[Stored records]
☆ ☆ ☆ ☆ ☆
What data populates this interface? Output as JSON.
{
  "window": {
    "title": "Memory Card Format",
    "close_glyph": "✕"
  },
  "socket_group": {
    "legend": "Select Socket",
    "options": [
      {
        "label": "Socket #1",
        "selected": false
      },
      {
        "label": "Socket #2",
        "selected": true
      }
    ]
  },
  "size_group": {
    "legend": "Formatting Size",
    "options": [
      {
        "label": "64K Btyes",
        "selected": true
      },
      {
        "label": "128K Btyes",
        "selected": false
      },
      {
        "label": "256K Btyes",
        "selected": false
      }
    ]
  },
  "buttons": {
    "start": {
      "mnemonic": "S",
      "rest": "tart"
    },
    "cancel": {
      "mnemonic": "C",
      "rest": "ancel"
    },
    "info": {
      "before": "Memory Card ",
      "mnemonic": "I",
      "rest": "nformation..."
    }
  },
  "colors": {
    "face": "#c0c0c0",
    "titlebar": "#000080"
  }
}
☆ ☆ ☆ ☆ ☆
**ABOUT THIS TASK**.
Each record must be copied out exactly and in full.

**TASK RESPONSE**.
What data populates this interface? Output as JSON.
{
  "window": {
    "title": "Memory Card Format",
    "close_glyph": "✕"
  },
  "socket_group": {
    "legend": "Select Socket",
    "options": [
      {
        "label": "Socket #1",
        "selected": false
      },
      {
        "label": "Socket #2",
        "selected": true
      }
    ]
  },
  "size_group": {
    "legend": "Formatting Size",
    "options": [
      {
        "label": "64K Btyes",
        "selected": true
      },
      {
        "label": "128K Btyes",
        "selected": false
      },
      {
        "label": "256K Btyes",
        "selected": false
      }
    ]
  },
  "buttons": {
    "start": {
      "mnemonic": "S",
      "rest": "tart"
    },
    "cancel": {
      "mnemonic": "C",
      "rest": "ancel"
    },
    "info": {
      "before": "Memory Card ",
      "mnemonic": "I",
      "rest": "nformation..."
    }
  },
  "colors": {
    "face": "#c0c0c0",
    "titlebar": "#000080"
  }
}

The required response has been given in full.